- **Task to carry out**
Copy the records. Keep every line exactly as it is.
(Material for this task)
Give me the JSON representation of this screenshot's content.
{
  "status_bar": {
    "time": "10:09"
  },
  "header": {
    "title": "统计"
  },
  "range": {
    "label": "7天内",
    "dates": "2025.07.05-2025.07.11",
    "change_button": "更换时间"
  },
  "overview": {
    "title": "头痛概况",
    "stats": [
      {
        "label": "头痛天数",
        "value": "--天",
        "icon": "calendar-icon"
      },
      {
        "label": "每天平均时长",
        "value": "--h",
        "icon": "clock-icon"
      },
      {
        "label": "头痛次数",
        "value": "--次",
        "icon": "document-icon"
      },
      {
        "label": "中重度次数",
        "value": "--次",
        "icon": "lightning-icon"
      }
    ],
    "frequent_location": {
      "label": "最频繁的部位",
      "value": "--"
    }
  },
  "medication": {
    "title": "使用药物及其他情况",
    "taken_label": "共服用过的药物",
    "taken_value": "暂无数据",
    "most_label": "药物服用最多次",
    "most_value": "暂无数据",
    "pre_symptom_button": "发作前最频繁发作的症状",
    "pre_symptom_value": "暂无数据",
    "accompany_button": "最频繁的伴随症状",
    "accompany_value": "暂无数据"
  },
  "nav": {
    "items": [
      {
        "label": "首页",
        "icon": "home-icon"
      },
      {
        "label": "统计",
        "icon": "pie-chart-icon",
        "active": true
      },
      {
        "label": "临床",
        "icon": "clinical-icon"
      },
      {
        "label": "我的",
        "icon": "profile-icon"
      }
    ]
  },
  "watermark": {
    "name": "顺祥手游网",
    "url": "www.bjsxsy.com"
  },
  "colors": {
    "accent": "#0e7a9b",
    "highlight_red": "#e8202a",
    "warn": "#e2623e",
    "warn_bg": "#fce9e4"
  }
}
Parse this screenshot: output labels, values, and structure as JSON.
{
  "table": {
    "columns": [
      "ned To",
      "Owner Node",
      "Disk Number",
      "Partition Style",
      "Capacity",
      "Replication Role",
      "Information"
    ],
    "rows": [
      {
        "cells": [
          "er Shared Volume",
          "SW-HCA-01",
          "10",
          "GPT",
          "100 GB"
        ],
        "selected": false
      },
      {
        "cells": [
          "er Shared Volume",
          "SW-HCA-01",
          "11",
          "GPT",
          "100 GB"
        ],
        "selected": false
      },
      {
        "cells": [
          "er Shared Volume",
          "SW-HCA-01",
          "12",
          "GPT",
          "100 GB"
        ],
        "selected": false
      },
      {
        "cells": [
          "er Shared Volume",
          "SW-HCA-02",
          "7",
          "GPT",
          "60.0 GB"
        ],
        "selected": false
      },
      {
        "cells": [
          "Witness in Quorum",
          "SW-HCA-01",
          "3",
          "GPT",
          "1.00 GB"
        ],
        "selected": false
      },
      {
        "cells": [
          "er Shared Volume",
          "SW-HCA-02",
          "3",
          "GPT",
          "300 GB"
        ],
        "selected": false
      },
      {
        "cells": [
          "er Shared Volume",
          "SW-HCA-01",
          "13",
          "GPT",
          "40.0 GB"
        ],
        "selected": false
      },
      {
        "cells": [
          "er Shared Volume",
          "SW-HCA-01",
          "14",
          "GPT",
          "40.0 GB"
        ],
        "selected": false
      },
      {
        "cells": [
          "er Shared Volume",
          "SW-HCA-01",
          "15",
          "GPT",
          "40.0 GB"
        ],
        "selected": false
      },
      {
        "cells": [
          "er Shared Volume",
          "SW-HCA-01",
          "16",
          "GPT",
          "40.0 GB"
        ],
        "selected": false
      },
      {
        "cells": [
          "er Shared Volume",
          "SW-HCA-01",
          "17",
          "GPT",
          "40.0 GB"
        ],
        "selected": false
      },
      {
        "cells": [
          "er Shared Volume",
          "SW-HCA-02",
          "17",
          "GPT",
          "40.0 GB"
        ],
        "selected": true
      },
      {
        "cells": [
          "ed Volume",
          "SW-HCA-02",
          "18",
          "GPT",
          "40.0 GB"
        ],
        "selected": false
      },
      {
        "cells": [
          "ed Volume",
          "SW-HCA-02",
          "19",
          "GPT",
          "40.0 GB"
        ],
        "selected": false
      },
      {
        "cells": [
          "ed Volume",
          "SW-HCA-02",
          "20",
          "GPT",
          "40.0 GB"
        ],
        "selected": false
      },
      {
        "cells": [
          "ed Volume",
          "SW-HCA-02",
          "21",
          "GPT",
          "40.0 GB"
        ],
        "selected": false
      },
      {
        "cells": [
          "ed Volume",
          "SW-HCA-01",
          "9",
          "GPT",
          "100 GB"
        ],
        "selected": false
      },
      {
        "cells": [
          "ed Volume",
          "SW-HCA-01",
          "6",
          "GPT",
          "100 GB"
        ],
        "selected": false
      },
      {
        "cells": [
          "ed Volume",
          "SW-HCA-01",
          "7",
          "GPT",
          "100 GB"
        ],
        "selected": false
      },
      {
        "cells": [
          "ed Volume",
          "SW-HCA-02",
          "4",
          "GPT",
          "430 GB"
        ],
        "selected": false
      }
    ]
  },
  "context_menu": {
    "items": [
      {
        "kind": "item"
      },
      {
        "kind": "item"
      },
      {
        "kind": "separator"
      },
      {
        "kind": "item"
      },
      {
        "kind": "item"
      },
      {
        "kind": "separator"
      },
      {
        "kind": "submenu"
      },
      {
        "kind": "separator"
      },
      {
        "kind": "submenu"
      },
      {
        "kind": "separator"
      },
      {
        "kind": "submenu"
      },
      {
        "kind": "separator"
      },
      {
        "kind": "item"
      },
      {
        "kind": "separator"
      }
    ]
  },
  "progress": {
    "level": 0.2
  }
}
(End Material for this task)
- **Your solution**
Give me the JSON representation of this screenshot's content.
{
  "status_bar": {
    "time": "10:09"
  },
  "header": {
    "title": "统计"
  },
  "range": {
    "label": "7天内",
    "dates": "2025.07.05-2025.07.11",
    "change_button": "更换时间"
  },
  "overview": {
    "title": "头痛概况",
    "stats": [
      {
        "label": "头痛天数",
        "value": "--天",
        "icon": "calendar-icon"
      },
      {
        "label": "每天平均时长",
        "value": "--h",
        "icon": "clock-icon"
      },
      {
        "label": "头痛次数",
        "value": "--次",
        "icon": "document-icon"
      },
      {
        "label": "中重度次数",
        "value": "--次",
        "icon": "lightning-icon"
      }
    ],
    "frequent_location": {
      "label": "最频繁的部位",
      "value": "--"
    }
  },
  "medication": {
    "title": "使用药物及其他情况",
    "taken_label": "共服用过的药物",
    "taken_value": "暂无数据",
    "most_label": "药物服用最多次",
    "most_value": "暂无数据",
    "pre_symptom_button": "发作前最频繁发作的症状",
    "pre_symptom_value": "暂无数据",
    "accompany_button": "最频繁的伴随症状",
    "accompany_value": "暂无数据"
  },
  "nav": {
    "items": [
      {
        "label": "首页",
        "icon": "home-icon"
      },
      {
        "label": "统计",
        "icon": "pie-chart-icon",
        "active": true
      },
      {
        "label": "临床",
        "icon": "clinical-icon"
      },
      {
        "label": "我的",
        "icon": "profile-icon"
      }
    ]
  },
  "watermark": {
    "name": "顺祥手游网",
    "url": "www.bjsxsy.com"
  },
  "colors": {
    "accent": "#0e7a9b",
    "highlight_red": "#e8202a",
    "warn": "#e2623e",
    "warn_bg": "#fce9e4"
  }
}
Parse this screenshot: output labels, values, and structure as JSON.
{
  "table": {
    "columns": [
      "ned To",
      "Owner Node",
      "Disk Number",
      "Partition Style",
      "Capacity",
      "Replication Role",
      "Information"
    ],
    "rows": [
      {
        "cells": [
          "er Shared Volume",
          "SW-HCA-01",
          "10",
          "GPT",
          "100 GB"
        ],
        "selected": false
      },
      {
        "cells": [
          "er Shared Volume",
          "SW-HCA-01",
          "11",
          "GPT",
          "100 GB"
        ],
        "selected": false
      },
      {
        "cells": [
          "er Shared Volume",
          "SW-HCA-01",
          "12",
          "GPT",
          "100 GB"
        ],
        "selected": false
      },
      {
        "cells": [
          "er Shared Volume",
          "SW-HCA-02",
          "7",
          "GPT",
          "60.0 GB"
        ],
        "selected": false
      },
      {
        "cells": [
          "Witness in Quorum",
          "SW-HCA-01",
          "3",
          "GPT",
          "1.00 GB"
        ],
        "selected": false
      },
      {
        "cells": [
          "er Shared Volume",
          "SW-HCA-02",
          "3",
          "GPT",
          "300 GB"
        ],
        "selected": false
      },
      {
        "cells": [
          "er Shared Volume",
          "SW-HCA-01",
          "13",
          "GPT",
          "40.0 GB"
        ],
        "selected": false
      },
      {
        "cells": [
          "er Shared Volume",
          "SW-HCA-01",
          "14",
          "GPT",
          "40.0 GB"
        ],
        "selected": false
      },
      {
        "cells": [
          "er Shared Volume",
          "SW-HCA-01",
          "15",
          "GPT",
          "40.0 GB"
        ],
        "selected": false
      },
      {
        "cells": [
          "er Shared Volume",
          "SW-HCA-01",
          "16",
          "GPT",
          "40.0 GB"
        ],
        "selected": false
      },
      {
        "cells": [
          "er Shared Volume",
          "SW-HCA-01",
          "17",
          "GPT",
          "40.0 GB"
        ],
        "selected": false
      },
      {
        "cells": [
          "er Shared Volume",
          "SW-HCA-02",
          "17",
          "GPT",
          "40.0 GB"
        ],
        "selected": true
      },
      {
        "cells": [
          "ed Volume",
          "SW-HCA-02",
          "18",
          "GPT",
          "40.0 GB"
        ],
        "selected": false
      },
      {
        "cells": [
          "ed Volume",
          "SW-HCA-02",
          "19",
          "GPT",
          "40.0 GB"
        ],
        "selected": false
      },
      {
        "cells": [
          "ed Volume",
          "SW-HCA-02",
          "20",
          "GPT",
          "40.0 GB"
        ],
        "selected": false
      },
      {
        "cells": [
          "ed Volume",
          "SW-HCA-02",
          "21",
          "GPT",
          "40.0 GB"
        ],
        "selected": false
      },
      {
        "cells": [
          "ed Volume",
          "SW-HCA-01",
          "9",
          "GPT",
          "100 GB"
        ],
        "selected": false
      },
      {
        "cells": [
          "ed Volume",
          "SW-HCA-01",
          "6",
          "GPT",
          "100 GB"
        ],
        "selected": false
      },
      {
        "cells": [
          "ed Volume",
          "SW-HCA-01",
          "7",
          "GPT",
          "100 GB"
        ],
        "selected": false
      },
      {
        "cells": [
          "ed Volume",
          "SW-HCA-02",
          "4",
          "GPT",
          "430 GB"
        ],
        "selected": false
      }
    ]
  },
  "context_menu": {
    "items": [
      {
        "kind": "item"
      },
      {
        "kind": "item"
      },
      {
        "kind": "separator"
      },
      {
        "kind": "item"
      },
      {
        "kind": "item"
      },
      {
        "kind": "separator"
      },
      {
        "kind": "submenu"
      },
      {
        "kind": "separator"
      },
      {
        "kind": "submenu"
      },
      {
        "kind": "separator"
      },
      {
        "kind": "submenu"
      },
      {
        "kind": "separator"
      },
      {
        "kind": "item"
      },
      {
        "kind": "separator"
      }
    ]
  },
  "progress": {
    "level": 0.2
  }
}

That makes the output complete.